Credit booms are usually followed by banking stress. The expansion of credit was unprecedented, with an average annual growth rate of 18.69%, while nominal GDP growth rates were 12.62. It's rightfully said that every project looks rosy in a period of economic growth. When the tables turned the loans became the NPA’s the bank are not finding difficult to work around with.
PCA framework Explained
Prompt Corrective Action or PCA is a framework under which banks with weak financial metrics are put under watch by the RBI. The Reserve Bank has specified certain regulatory trigger points, as a part of prompt corrective action (PCA) framework, in terms of three parameters, i.e. capital to risk-weighted assets ratio (CRAR), net non-performing assets (NPA) and Return on Assets (RoA), for initiation of certain structured and discretionary actions in respect of banks hitting such trigger points.
Since most bank operations are financed by deposits that need to be repaid, a bank must carry enough capital to continue its operations. PCA aims to help warn both the regulator and investors and depositors when a bank is heading for trouble. The aim is to head off concerns until they hit levels of crisis.
LIC the saving grace for IDBI bank
LIC had to come to the rescue for bailing out IDBI bank picking up 51% cent in the bank and taking it private. The picture looks far from rosy. The massive ₹21,624 crore of capital that LIC infused into the ailing bank last fiscal, has been sucked into the bank’s losses. What’s more, the bank’s bad loan troubles don’t appear to be easing any time soon. Will the so-called synergies for LIC work out is what remains to be seen?
PMC bank fiasco and other banking scams
Co-operative banking institutions account for about 8% of deposits and 9% of advances and loans in India. PMC frequently extended loans to HDIL and not disclosing NPA led to capital erosion for the bank. The bank without adequate capital had to put a stop on withdrawals. PNB Nirav Modi is the most infamous scam that came to limelight. Bank staffers issued fake bank guarantees of worth more than 13k crores over the years. Mehul Chowksi of Geetanjali gems was also named among those in banking fraud. Religare charged Laxmi Vilas bank of misappropriating funds of their fixed deposit.
Recapitalization is the strategy to improve the financial stability of the banks by much-needed capital infusion. Government has continuously made capital infusions to take care of continuous losses of the banks and assist in maintaining capital adequacy ratio. Recapitalization of PSBs in FY20 would support growth by encouraging the flow of credit to the economy, although simultaneously adding to the government’s debt.

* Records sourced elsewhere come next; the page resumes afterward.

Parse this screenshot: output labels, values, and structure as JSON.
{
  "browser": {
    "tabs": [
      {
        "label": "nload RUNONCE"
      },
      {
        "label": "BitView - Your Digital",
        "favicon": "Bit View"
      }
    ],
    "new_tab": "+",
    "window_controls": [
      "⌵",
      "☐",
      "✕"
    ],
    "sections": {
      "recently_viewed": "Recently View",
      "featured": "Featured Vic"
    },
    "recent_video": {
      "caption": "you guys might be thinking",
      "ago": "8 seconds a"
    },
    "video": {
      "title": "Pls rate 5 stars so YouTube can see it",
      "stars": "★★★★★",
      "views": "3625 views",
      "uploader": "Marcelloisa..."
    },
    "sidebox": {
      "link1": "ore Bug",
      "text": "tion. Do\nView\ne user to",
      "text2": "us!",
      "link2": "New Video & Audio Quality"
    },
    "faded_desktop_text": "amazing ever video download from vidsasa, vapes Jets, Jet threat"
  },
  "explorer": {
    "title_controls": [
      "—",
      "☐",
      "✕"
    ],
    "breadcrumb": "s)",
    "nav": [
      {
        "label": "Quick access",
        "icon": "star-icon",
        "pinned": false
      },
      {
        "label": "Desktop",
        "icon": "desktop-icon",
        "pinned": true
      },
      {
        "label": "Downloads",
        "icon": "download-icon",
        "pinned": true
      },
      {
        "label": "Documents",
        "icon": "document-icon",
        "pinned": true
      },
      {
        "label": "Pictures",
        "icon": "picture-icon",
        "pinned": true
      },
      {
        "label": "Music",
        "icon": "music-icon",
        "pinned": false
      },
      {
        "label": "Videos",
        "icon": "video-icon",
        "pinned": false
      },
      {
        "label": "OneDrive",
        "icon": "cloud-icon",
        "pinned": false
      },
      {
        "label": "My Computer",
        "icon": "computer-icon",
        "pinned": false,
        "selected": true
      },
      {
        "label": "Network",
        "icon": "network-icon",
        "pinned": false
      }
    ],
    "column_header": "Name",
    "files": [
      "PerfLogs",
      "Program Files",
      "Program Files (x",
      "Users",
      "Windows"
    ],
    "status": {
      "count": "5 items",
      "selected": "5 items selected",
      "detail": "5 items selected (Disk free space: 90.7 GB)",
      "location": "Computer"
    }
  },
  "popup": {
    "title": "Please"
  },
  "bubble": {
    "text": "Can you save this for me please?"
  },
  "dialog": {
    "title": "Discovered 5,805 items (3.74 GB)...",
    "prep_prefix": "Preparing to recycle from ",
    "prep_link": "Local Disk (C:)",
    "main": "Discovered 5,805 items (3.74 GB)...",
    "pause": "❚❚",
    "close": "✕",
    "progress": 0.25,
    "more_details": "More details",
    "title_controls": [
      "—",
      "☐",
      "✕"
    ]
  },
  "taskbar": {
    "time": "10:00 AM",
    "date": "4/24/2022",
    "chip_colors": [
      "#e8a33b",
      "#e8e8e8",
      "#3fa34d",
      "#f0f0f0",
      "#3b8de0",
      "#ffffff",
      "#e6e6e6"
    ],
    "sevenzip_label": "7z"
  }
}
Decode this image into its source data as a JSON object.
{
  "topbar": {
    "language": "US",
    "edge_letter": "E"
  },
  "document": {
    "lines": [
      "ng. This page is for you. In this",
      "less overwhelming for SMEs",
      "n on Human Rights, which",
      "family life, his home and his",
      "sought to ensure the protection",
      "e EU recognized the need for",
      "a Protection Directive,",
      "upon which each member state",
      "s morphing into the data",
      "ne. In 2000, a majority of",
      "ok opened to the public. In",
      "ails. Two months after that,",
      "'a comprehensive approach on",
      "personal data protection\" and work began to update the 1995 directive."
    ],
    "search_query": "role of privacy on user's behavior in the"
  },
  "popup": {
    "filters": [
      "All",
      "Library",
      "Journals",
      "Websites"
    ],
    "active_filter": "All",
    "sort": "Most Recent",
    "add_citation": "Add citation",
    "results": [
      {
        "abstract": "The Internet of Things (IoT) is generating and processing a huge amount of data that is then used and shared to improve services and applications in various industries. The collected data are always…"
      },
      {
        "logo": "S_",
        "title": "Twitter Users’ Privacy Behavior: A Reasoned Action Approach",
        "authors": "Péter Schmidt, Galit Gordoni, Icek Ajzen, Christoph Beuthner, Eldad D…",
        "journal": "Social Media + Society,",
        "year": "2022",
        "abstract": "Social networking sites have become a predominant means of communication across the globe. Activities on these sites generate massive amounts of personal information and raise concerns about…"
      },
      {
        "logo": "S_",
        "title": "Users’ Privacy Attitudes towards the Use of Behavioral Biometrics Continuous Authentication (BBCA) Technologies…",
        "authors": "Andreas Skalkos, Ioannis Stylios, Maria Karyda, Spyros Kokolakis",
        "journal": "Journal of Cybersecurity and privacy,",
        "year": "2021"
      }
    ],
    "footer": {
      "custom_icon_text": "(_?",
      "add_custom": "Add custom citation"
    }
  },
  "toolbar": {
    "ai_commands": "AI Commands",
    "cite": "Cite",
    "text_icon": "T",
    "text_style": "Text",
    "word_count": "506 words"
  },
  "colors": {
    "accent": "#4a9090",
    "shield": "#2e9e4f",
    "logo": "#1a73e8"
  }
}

It is always possible to be wiser after the event. Nevertheless, we need to research the past to conclude the future. There are lessons to be learned for RBI, Government and the banks. It the regulatory responsibility to track macro indicators such as overall credit growth and decide the monetary policy in accordance. It needs to consider the financial and business cycles. There is no substitute to good governance. The government needs to ensure banks run in the larger national interest but at the same time decision making should be left to the bank board. There is a need to empower the bank boards. Banks need to own the soundness of their credit decisions. The need of the hour is a robust framework for credit decision in the system so that the backbone of the economy keeps flourishing generating prosperity in turn.
Sources: The Hindu, The Hindu Business Line, Economic Times, Business Standard, Forbes India, PRS India, Bank report RBI